- **Required action**
Search the listing for the word "title" and copy every line where it turns up.

- **Given data**
*** Block opens ***
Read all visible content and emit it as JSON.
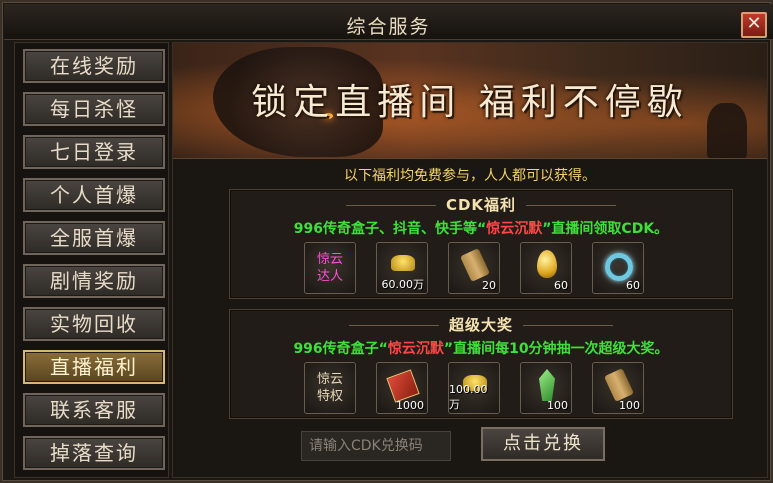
{
  "window": {
    "title": "综合服务",
    "close_label": "✕"
  },
  "sidebar": {
    "items": [
      {
        "label": "在线奖励",
        "active": false
      },
      {
        "label": "每日杀怪",
        "active": false
      },
      {
        "label": "七日登录",
        "active": false
      },
      {
        "label": "个人首爆",
        "active": false
      },
      {
        "label": "全服首爆",
        "active": false
      },
      {
        "label": "剧情奖励",
        "active": false
      },
      {
        "label": "实物回收",
        "active": false
      },
      {
        "label": "直播福利",
        "active": true
      },
      {
        "label": "联系客服",
        "active": false
      },
      {
        "label": "掉落查询",
        "active": false
      }
    ]
  },
  "banner": {
    "text": "锁定直播间 福利不停歇"
  },
  "intro": "以下福利均免费参与，人人都可以获得。",
  "cdk_panel": {
    "title": "CDK福利",
    "desc_prefix": "996传奇盒子、抖音、快手等“",
    "desc_highlight": "惊云沉默",
    "desc_suffix": "”直播间领取CDK。",
    "items": [
      {
        "icon": "title-badge",
        "label_line1": "惊云",
        "label_line2": "达人",
        "qty": ""
      },
      {
        "icon": "gold-ingot-icon",
        "qty": "60.00万"
      },
      {
        "icon": "scroll-icon",
        "qty": "20"
      },
      {
        "icon": "golden-egg-icon",
        "qty": "60"
      },
      {
        "icon": "ring-icon",
        "qty": "60"
      }
    ]
  },
  "big_prize_panel": {
    "title": "超级大奖",
    "desc_prefix": "996传奇盒子“",
    "desc_highlight": "惊云沉默",
    "desc_suffix": "”直播间每10分钟抽一次超级大奖。",
    "items": [
      {
        "icon": "privilege-badge",
        "label_line1": "惊云",
        "label_line2": "特权",
        "qty": ""
      },
      {
        "icon": "red-book-icon",
        "qty": "1000"
      },
      {
        "icon": "gold-ingot-icon",
        "qty": "100.00万"
      },
      {
        "icon": "green-gem-icon",
        "qty": "100"
      },
      {
        "icon": "scroll-icon",
        "qty": "100"
      }
    ]
  },
  "redeem": {
    "placeholder": "请输入CDK兑换码",
    "button_label": "点击兑换"
  },
  "colors": {
    "highlight_green": "#3ee03a",
    "highlight_red": "#ff4646",
    "intro_yellow": "#f3d36a",
    "badge_pink": "#ff4fd8"
  }
}
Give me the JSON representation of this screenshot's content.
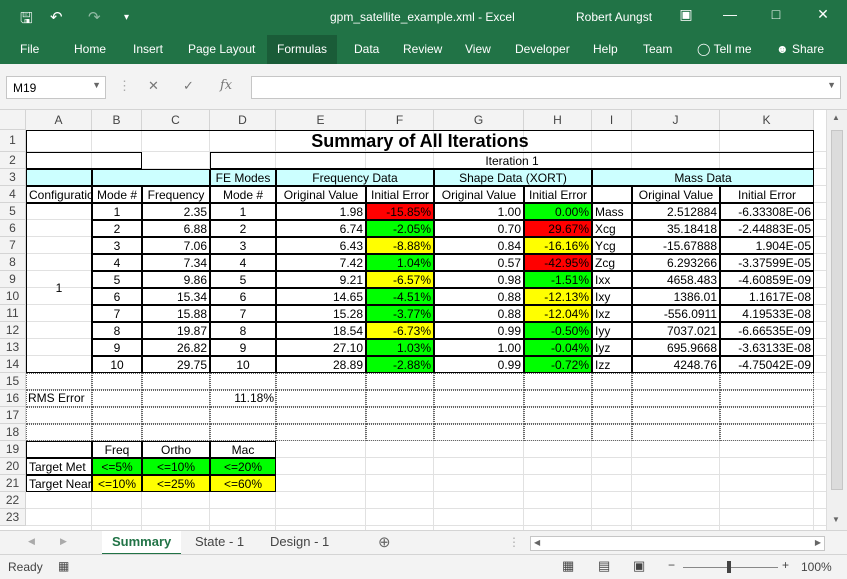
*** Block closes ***
- **Result of this exercise**
    "title": "综合服务",
    "title": "CDK福利",
        "icon": "title-badge",
    "title": "超级大奖",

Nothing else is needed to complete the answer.